WHAT IS REQUIRED:
When a line of the listing below has the string "rest" in it, copy that line.

MATERIAL TO PROCESS:
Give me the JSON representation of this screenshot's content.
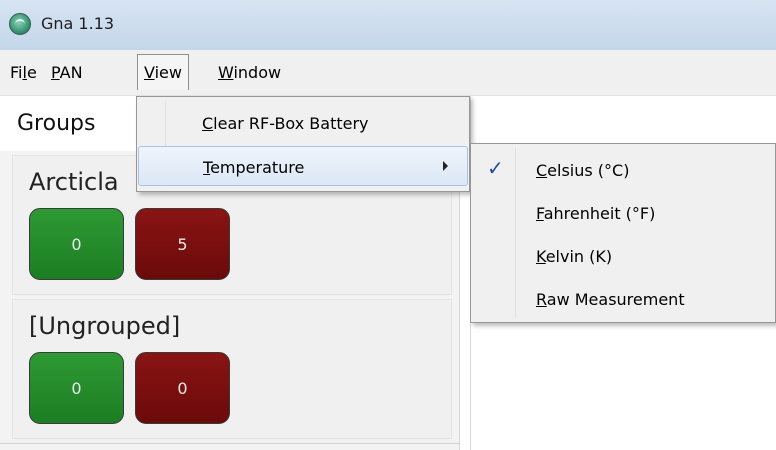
{
  "window": {
    "title": "Gna 1.13",
    "icon": "app-globe-icon"
  },
  "menubar": {
    "file": {
      "pre": "Fi",
      "u": "l",
      "post": "e"
    },
    "pan": {
      "pre": "",
      "u": "P",
      "post": "AN"
    },
    "view": {
      "pre": "",
      "u": "V",
      "post": "iew"
    },
    "window": {
      "pre": "",
      "u": "W",
      "post": "indow"
    }
  },
  "main": {
    "groups_label": "Groups",
    "groups": [
      {
        "name": "Arcticla",
        "green_count": "0",
        "red_count": "5"
      },
      {
        "name": "[Ungrouped]",
        "green_count": "0",
        "red_count": "0"
      }
    ]
  },
  "view_menu": {
    "items": [
      {
        "u": "C",
        "rest": "lear RF-Box Battery"
      },
      {
        "u": "T",
        "rest": "emperature",
        "has_submenu": true
      }
    ]
  },
  "temperature_menu": {
    "items": [
      {
        "u": "C",
        "rest": "elsius (°C)",
        "checked": true
      },
      {
        "u": "F",
        "rest": "ahrenheit (°F)",
        "checked": false
      },
      {
        "u": "K",
        "rest": "elvin (K)",
        "checked": false
      },
      {
        "u": "R",
        "rest": "aw Measurement",
        "checked": false
      }
    ],
    "check_glyph": "✓"
  },
  "colors": {
    "ok_green": "#1c7d23",
    "alert_red": "#6b0a0a",
    "highlight_blue": "#dce8f6"
  }
}
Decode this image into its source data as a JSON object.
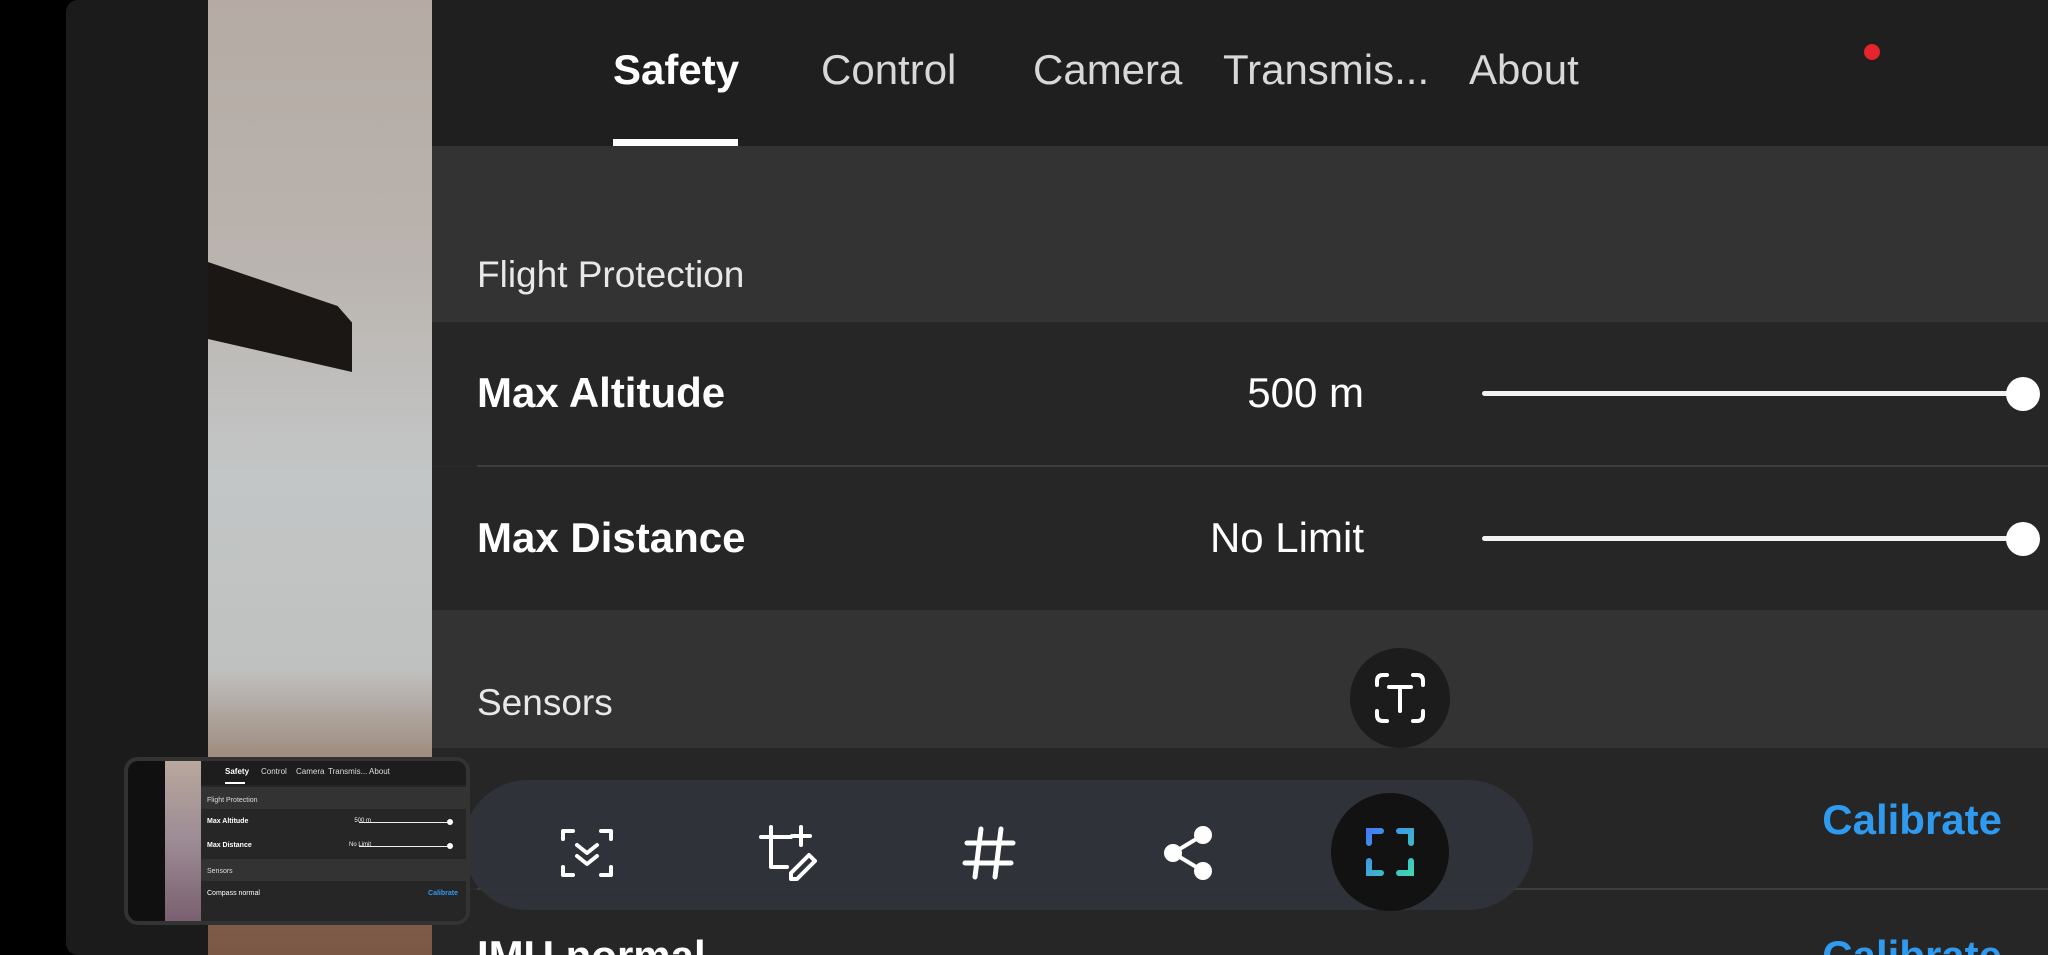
{
  "tabs": [
    {
      "label": "Safety",
      "active": true
    },
    {
      "label": "Control",
      "active": false
    },
    {
      "label": "Camera",
      "active": false
    },
    {
      "label": "Transmis...",
      "active": false
    },
    {
      "label": "About",
      "active": false,
      "notification": true
    }
  ],
  "sections": {
    "flight_protection": {
      "title": "Flight Protection",
      "rows": [
        {
          "label": "Max Altitude",
          "value": "500 m",
          "slider_level": 1.0
        },
        {
          "label": "Max Distance",
          "value": "No Limit",
          "slider_level": 1.0
        }
      ]
    },
    "sensors": {
      "title": "Sensors",
      "rows": [
        {
          "label": "",
          "action": "Calibrate"
        },
        {
          "label": "IMU normal",
          "action": "Calibrate"
        }
      ]
    }
  },
  "thumbnail": {
    "tabs": [
      "Safety",
      "Control",
      "Camera",
      "Transmis...",
      "About"
    ],
    "flight_protection": "Flight Protection",
    "max_altitude": "Max Altitude",
    "max_altitude_value": "500 m",
    "max_distance": "Max Distance",
    "max_distance_value": "No Limit",
    "sensors": "Sensors",
    "compass": "Compass normal",
    "calibrate": "Calibrate"
  },
  "toolbar": {
    "icons": [
      "scroll-capture-icon",
      "crop-edit-icon",
      "hashtag-icon",
      "share-icon",
      "scan-icon"
    ],
    "floating_icon": "text-extract-icon"
  },
  "colors": {
    "accent": "#2f9bf0",
    "notification": "#e5242b",
    "scan_gradient_start": "#3f7ef5",
    "scan_gradient_end": "#3ed4b5"
  }
}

THE ANSWER:
        "rest": "lear RF-Box Battery"
        "rest": "emperature",
        "rest": "elsius (°C)",
        "rest": "ahrenheit (°F)",
        "rest": "elvin (K)",
        "rest": "aw Measurement",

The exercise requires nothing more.